Alcoholic Liquid Nitrogen – The Real Daiquiri
(A continuation from yesterday’s post on the mojito)
If the mojito is liquid air conditioning on a hot day, the daiquiri is like drinking boozy liquid nitrogen, a short, sharp, shock of ultimate cold to the mojito’s enveloping effervescent coolness. Additionally, the daiquiri is a more elegant, refined drink, whereas the mojito is a bit more rustic and working class, but they’re connected regardless. Both were invented in Cuba, and both were perfected at bars that Ernest “And a Bottle of Rum” Hemingway, who drank lots of both, frequented. Before we begin, let me tell you what a daiquiri is NOT:
- It is NOT made out of a slushie machine.
- It is NOT made with all kinds of random fruits (I’m looking at you, strawberries).
- It is NOT meant to be sweet.
- It is NOT pronounced DAK-uh-ree. It’s Spanish, for God’s sake.
It’s shocking how many otherwise credible bars still think that’s what a daiquiri is. When made right, it’s a smooth, dry and tart yet balanced, delicious drink that chills upon first sip. Cocktail maven David Embury considered it one of the six essential drinks and called it “”a vastly superior cocktail to the Manhattan,” and “a cocktail that is difficult to improve upon.” In its purest form, it is nothing but white rum, lime juice and a trace of sugar, shaken and served up, with some acceptable variations as described below.
The real and still legitimate variations were invented and/or popularized at El Floridita, an upscale bar and restaurant in Havana popular with the pre-embargo jet set, by legendary bartender Constante Ribalaigua, the owner and head bartender.
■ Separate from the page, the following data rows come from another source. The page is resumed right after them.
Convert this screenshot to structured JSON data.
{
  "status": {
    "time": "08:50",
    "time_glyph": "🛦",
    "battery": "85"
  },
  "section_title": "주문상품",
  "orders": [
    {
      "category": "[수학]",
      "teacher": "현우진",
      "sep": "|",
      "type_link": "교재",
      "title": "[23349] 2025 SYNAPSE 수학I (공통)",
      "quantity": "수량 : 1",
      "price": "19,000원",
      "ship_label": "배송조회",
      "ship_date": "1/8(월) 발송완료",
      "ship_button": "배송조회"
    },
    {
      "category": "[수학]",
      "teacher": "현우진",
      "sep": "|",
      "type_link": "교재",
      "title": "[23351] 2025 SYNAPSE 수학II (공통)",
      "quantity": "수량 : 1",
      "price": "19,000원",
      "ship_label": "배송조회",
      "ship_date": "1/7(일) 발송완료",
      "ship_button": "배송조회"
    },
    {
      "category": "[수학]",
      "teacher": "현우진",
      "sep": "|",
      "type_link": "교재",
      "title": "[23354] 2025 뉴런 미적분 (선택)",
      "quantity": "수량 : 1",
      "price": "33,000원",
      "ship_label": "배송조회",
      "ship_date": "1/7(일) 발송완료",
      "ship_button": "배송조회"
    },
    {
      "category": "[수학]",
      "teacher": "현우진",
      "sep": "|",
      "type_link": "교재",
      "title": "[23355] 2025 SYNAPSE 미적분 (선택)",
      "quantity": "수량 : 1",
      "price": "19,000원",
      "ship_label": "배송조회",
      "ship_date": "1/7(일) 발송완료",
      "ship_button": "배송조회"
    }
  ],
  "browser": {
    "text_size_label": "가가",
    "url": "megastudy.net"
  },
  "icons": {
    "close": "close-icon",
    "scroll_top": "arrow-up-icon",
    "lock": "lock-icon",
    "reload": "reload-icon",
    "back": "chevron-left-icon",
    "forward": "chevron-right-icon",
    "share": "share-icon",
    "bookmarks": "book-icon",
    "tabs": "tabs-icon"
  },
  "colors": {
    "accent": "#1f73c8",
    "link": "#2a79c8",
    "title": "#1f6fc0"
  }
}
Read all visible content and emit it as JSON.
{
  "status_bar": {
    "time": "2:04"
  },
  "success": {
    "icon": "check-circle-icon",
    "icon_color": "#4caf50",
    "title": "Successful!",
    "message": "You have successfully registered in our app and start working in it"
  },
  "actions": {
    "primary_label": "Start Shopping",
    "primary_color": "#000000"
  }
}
In addition to the classic recipe, his variations included blending and serving over crushed ice, adding Maraschino liqueur (the funky-ass stuff distilled from cherries, like Luxardo), or a splash of grapefruit juice to supplement the lime. In modern parlance, a daiquiri that adds in Maraschino is typically called a Floridita daiquiri, one that adds to that grapefruit and occasionally served frozen, and was the house special at El Floridita, is called a Floridita daiquiri no. 2 or sometimes a Hemingway daiquiri, and one that at least doubles all the quantities and is always served frozen over crushed ice is a Papa Doble, what EH actually drank at El Floridita.
When it’s really hot and you just don’t give a shit, go for a Papa Doble. One or two of these and you’ll be in a state of arctic bliss. If you just want an elegant, icy sipper, go for the standard or Floridita versions. For a fruitier twist, go for the Floridita no. 2.
- 2 oz white rum (Havana Club is best, Flor de Caña and Brugal are worthy substitutes)
- 1 oz fresh lime juice (Constante would squeeze them by hand so as not to express any lime zest oil, but that’s just unnecessary pedantic fastidiousness)
- half oz (or less) simple syrup
- Shake hard over cracked or crushed ice and double strain into a cocktail glass
for the Floridita: Add 1/4 oz Luxardo Maraschino liqueur.
For the Floridita no. 2: proceed as for Floridita, but split the ounce of juice 50-50 between lime juice and grapefruit juice, or simply add 1/2 oz grapefruit to the previous ounce of lime. All of the above may be served up or blended and served over crushed ice.
Papa Doble: Hemingway’s recipe was for “two and a half jiggers of white rum, juice of two limes and half a grapefruit, six drops of maraschino liqueur, served frozen.” This is vague, so let’s throw some measurements in:
- 4 oz rum
- 1.5 oz lime juice
- 1.5 oz grapefruit juice
- 0.5 oz Maraschino
- Blend with crushed ice and serve with the ice in a large glass – Hemingway liked goblets, apparently.
- Take it easy
A note on crushed or shaved ice and blending: You don’t want Slurpee consistency i.e. microscopic-sized ice and perfect integration. There should be some liquid left sloshing around, and the ice should be crushed, but not pulverized.
For a more detailed overview of the daiquiri as served at El Floridita, here’s an excellent writeup. Note: the recipes vary a bit in proportions to mine.